Make no mistake: The decision by Ontario’s Ministry of Environment and Energy to require that Toronto notify the public when bypasses occur is a huge decision.
The City of Toronto has been resistant to the idea. When the city released 1-billion litres of partially treated sewage into the lake during a massive storm in 2013, a city official told the national press that “it didn’t affect the water quality.” Samples collected by the city, province, and Waterkeeper showed otherwise.
When the Ministry’s decision became public, another city official stated that more alerts would desensitize the public.
And yet, I still believe that the City of Toronto is posed to become a leader on recreational water protection.
As Toronto goes, so goes the Great Lakes. The city is the largest in the country. Its political influence rivals, if not equals, the Ministry of the Environment’s.
When Toronto sits down with the province to negotiate the sewage bypass notice rules, it has a choice: be a leader and advocate for a public alerts system that responds to the needs and desires of Torontonians or push back against the regulator and argue for the minimum information-sharing that the public will bear.

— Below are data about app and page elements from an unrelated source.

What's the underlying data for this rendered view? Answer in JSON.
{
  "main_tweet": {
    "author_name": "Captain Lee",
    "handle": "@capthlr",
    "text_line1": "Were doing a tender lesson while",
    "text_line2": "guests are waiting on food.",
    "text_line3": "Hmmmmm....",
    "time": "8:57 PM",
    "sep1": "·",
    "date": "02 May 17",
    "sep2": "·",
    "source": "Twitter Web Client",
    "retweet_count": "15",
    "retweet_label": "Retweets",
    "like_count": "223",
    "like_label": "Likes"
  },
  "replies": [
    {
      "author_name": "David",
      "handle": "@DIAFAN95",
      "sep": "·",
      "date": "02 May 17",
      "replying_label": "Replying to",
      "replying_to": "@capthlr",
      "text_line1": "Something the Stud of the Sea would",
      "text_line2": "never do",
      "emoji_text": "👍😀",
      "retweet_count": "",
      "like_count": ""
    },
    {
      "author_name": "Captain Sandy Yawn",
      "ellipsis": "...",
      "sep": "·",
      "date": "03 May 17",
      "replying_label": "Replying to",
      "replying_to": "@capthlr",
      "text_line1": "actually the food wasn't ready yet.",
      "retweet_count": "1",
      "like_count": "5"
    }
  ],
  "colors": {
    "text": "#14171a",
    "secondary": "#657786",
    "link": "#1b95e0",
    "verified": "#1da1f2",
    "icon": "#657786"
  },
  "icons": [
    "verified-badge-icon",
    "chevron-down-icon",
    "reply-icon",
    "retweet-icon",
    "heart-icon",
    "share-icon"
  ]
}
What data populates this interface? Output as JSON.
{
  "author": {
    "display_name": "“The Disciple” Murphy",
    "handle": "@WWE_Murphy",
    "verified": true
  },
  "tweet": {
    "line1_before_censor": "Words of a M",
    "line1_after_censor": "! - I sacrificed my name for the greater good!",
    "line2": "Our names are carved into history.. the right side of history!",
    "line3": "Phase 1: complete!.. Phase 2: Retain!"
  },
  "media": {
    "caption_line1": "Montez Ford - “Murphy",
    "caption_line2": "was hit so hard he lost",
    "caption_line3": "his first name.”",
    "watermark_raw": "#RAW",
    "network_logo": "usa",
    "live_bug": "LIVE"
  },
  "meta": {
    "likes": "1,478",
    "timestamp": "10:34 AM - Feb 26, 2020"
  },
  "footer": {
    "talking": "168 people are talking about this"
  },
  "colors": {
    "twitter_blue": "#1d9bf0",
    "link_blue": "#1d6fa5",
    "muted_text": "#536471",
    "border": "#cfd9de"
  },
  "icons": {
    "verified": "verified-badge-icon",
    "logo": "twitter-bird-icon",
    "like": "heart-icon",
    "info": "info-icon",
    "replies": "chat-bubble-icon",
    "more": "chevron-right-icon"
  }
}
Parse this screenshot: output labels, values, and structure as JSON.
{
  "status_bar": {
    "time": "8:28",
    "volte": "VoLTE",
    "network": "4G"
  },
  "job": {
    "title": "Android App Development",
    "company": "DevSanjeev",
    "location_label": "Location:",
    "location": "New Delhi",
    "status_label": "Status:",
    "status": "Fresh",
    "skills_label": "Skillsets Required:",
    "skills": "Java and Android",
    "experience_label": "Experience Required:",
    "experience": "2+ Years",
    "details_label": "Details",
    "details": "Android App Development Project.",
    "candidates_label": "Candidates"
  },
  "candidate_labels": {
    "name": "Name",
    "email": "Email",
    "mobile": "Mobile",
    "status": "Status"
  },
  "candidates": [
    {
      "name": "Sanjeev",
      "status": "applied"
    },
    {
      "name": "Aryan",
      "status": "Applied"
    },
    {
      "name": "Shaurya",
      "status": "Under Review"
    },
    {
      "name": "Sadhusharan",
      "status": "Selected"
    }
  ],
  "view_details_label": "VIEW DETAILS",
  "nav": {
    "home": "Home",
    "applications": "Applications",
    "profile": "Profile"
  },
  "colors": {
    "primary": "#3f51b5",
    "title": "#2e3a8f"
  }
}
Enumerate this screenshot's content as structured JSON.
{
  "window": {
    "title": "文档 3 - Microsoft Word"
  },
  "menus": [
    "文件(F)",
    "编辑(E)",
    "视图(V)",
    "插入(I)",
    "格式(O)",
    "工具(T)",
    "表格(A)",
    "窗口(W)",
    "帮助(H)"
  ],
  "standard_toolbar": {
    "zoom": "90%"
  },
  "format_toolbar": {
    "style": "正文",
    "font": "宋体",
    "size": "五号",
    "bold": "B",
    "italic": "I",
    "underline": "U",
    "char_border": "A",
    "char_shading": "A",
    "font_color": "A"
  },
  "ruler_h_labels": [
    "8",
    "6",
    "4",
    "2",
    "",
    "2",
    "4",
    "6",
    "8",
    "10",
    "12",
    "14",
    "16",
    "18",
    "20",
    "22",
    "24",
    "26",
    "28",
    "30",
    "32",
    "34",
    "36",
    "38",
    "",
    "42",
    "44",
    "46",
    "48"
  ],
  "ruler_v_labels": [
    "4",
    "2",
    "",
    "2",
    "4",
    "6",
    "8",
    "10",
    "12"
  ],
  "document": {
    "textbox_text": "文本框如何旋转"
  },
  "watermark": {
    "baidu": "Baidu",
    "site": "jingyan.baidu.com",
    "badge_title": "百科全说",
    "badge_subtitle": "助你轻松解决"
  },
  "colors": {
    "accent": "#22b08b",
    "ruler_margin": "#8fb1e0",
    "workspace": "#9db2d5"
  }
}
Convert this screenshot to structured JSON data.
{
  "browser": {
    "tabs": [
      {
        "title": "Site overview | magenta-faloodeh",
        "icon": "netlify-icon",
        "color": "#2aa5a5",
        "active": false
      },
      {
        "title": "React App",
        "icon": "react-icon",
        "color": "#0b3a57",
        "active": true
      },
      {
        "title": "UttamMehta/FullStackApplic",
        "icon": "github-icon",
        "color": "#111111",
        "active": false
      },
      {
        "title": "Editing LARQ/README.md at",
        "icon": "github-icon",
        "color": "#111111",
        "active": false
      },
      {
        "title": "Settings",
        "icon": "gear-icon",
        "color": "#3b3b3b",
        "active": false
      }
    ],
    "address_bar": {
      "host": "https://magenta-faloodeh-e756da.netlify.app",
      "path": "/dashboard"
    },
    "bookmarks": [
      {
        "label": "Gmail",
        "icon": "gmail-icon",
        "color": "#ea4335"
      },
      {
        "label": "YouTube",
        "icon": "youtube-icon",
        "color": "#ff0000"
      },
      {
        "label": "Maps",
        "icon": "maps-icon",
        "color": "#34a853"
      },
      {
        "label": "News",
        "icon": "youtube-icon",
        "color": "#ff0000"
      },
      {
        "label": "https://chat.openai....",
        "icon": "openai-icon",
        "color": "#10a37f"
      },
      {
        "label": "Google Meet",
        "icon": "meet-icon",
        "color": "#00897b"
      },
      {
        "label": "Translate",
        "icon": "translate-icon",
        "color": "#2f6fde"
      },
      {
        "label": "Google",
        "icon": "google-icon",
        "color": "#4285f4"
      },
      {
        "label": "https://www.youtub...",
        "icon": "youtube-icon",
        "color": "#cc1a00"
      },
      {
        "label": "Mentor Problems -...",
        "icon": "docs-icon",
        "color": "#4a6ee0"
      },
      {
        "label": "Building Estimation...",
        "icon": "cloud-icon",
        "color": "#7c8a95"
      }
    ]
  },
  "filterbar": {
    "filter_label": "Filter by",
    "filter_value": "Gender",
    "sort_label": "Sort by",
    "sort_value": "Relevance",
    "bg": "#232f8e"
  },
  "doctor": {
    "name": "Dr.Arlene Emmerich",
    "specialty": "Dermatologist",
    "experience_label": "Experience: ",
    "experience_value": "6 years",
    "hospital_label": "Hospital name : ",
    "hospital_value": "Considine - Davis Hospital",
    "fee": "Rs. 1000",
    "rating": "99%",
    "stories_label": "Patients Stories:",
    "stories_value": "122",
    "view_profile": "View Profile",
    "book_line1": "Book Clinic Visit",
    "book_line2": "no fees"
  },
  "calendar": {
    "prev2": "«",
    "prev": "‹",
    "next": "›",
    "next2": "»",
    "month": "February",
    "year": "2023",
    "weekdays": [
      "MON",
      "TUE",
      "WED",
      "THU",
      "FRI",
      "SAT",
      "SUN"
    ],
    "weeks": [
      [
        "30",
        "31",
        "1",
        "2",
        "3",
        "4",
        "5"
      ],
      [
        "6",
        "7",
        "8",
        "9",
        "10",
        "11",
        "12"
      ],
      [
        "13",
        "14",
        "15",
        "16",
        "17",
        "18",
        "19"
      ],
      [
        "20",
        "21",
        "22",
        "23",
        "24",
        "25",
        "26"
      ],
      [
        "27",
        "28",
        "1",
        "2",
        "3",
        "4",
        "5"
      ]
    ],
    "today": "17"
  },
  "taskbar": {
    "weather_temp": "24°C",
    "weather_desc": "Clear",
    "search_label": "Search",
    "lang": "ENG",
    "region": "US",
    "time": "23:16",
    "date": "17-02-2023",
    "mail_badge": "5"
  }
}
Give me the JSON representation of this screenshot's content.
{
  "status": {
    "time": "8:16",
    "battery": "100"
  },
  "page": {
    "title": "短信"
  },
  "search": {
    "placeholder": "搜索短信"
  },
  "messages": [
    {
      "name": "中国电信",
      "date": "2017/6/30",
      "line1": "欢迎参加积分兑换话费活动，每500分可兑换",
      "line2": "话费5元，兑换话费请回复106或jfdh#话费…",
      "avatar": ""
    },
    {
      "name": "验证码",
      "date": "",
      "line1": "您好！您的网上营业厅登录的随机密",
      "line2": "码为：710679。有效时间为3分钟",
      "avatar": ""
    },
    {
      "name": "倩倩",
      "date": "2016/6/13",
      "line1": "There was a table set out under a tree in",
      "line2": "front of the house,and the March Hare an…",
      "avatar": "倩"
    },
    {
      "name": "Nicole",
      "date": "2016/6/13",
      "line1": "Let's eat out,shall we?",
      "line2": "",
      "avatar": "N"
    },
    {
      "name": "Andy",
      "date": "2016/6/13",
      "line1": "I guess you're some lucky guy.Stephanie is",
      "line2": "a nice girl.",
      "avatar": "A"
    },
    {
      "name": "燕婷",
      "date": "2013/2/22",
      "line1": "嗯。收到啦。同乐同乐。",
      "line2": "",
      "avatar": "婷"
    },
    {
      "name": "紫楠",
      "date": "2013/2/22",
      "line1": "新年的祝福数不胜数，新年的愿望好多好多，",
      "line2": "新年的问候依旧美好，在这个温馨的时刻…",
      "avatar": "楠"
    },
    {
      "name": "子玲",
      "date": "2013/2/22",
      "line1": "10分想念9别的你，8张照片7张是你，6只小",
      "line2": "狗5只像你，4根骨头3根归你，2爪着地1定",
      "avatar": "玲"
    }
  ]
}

The leadership option is obviously the best when it comes to protecting public health and respecting residents’ right to know what is in their lake.
It’s the best option both for Torontonians and for Ontarians at large.
The province has already indicated that what happens in Toronto should be rolled out to other parts of Ontario. For the millions of beach-goers, paddlers, and boaters who adore the province’s waterbodies, let’s hope it is a great system.